A citation attributed to American scientist Paul Ehrlich, “To err is human, but it takes a computer to really foul up things”, sums things up well. The advantage of having a machine making multitudinous decisions faster and cheaper than any human, can easily become a disadvantage when the machine gets it wrong. In such a case, traditional defences applicable to human decision makers, such as the mistake being an isolated incident, a deviation from the organisation’s policy, bias or malice by the said person, exceeding his or her authority or acting on their own, etc., cannot be applied to a machine without attributing the responsibility directly to the operator thereof. Thus, the multitude of decisions on one hand and the direct responsibility of the operator to each of them on the other hand, increases the operator exposure to undesirable results such as class actions, negative media, damage to reputation, inquiries by consumer protection authorities, increased regulation, etc.
Obviously, the operator of the decision-making machine can seek indemnification from the provider or developer of the machine. However, in most cases the operator and the developer are the same entity, or the operator itself is involved in adjusting or training the machine. In such cases, there are measures that can be taken to minimise or mitigate the exposure:
As with any human-made decision, disclosing the decision-making process and the criteria for making thereof, makes the decision less arbitrary, more predictable, and reduces the frustration of the person(s) affected by it. Even in cases where full transparency is not possible for reasons such as proprietary decisionmaking technologies, a partial transparency, in the form of reasoning the decision or explaining what terms or criteria were met or not met by the subject of the decision, is preferable. Transparency can demonstrate that the decision, although made by a machine, was not arbitrary, biased, discriminatory, or otherwise unfair. Indeed, some AI technologies, such as ANN, pose challenges in implementing such transparency.
Option to Appeal
Offering subjects of machinemade decisions the option to appeal decisions they believe to be erroneous to a human referee, even if such an appeal involves costs and bureaucratic procedure, can serve to shift some responsibility for the error in the machine-made decision process from the operator of the machine to the subjects.

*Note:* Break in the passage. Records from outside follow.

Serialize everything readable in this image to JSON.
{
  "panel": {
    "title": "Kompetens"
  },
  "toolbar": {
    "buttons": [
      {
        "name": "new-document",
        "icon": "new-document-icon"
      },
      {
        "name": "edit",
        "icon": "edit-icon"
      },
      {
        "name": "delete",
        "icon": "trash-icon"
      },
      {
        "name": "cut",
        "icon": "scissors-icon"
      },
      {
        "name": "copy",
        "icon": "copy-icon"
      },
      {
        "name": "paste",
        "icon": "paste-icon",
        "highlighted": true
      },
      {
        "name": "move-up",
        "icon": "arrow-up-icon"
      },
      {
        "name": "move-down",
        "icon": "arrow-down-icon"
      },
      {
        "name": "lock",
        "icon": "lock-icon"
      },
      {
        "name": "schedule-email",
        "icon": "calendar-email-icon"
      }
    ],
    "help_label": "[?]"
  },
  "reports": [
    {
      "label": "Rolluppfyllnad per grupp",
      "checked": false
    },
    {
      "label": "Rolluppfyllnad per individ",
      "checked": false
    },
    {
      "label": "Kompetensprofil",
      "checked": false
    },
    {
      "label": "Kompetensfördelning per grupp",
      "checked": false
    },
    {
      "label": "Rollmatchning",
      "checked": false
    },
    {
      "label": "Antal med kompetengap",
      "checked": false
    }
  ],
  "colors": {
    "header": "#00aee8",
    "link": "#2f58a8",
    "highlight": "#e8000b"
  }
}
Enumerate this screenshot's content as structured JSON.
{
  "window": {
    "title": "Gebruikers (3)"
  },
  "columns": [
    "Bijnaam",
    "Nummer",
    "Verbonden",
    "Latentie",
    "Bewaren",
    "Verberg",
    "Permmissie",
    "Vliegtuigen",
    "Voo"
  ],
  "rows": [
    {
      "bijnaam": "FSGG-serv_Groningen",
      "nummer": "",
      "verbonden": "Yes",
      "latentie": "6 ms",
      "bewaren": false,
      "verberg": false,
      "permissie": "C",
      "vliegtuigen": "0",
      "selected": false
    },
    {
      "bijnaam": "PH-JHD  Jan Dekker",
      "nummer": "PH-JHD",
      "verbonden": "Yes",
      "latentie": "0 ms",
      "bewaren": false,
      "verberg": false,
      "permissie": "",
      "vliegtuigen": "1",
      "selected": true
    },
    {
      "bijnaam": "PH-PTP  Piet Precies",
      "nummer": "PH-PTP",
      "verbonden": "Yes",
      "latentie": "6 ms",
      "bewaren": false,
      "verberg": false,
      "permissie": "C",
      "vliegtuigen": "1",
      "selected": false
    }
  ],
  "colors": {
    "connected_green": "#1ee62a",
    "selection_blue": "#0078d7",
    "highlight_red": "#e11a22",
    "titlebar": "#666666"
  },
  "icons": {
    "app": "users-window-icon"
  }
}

This is because by exercising their discretion in deciding whether to appeal, and why, the subjects of the decision are no longer totally passive and thus share, at least in part, the responsibility of the final outcome of the decision. Of course, the appeal process must be reasonably available, and the human referee authorised and capable of reversing or amending the decision in cases where the appeal is justified.
When subjects of decisions are given a choice whether the decision in their cases will be made by human or by machine, they can also be requested to assume the risks of erroneous decisions by the machine, in exchange for the benefits of receiving the decision faster, for free, etc.
In conclusion, with emerging AI technologies making machine-made decisions more and more common, relying on such decisions may increase exposure to liability for wrong decisions when they occur. Operators of machines making decisions, and the ones relying on those decisions, should be made aware of these potential exposures and take measures to minimise or mitigate them.
Ran KamilSoroker Agmon Nordman | IP & beyond, Herzliya, Israel & Singapore
T: +972 9 950 7000
Published: GGI Insider, No. 103, September 2019 l Photo: scharfsinn86 - stock.adobe.com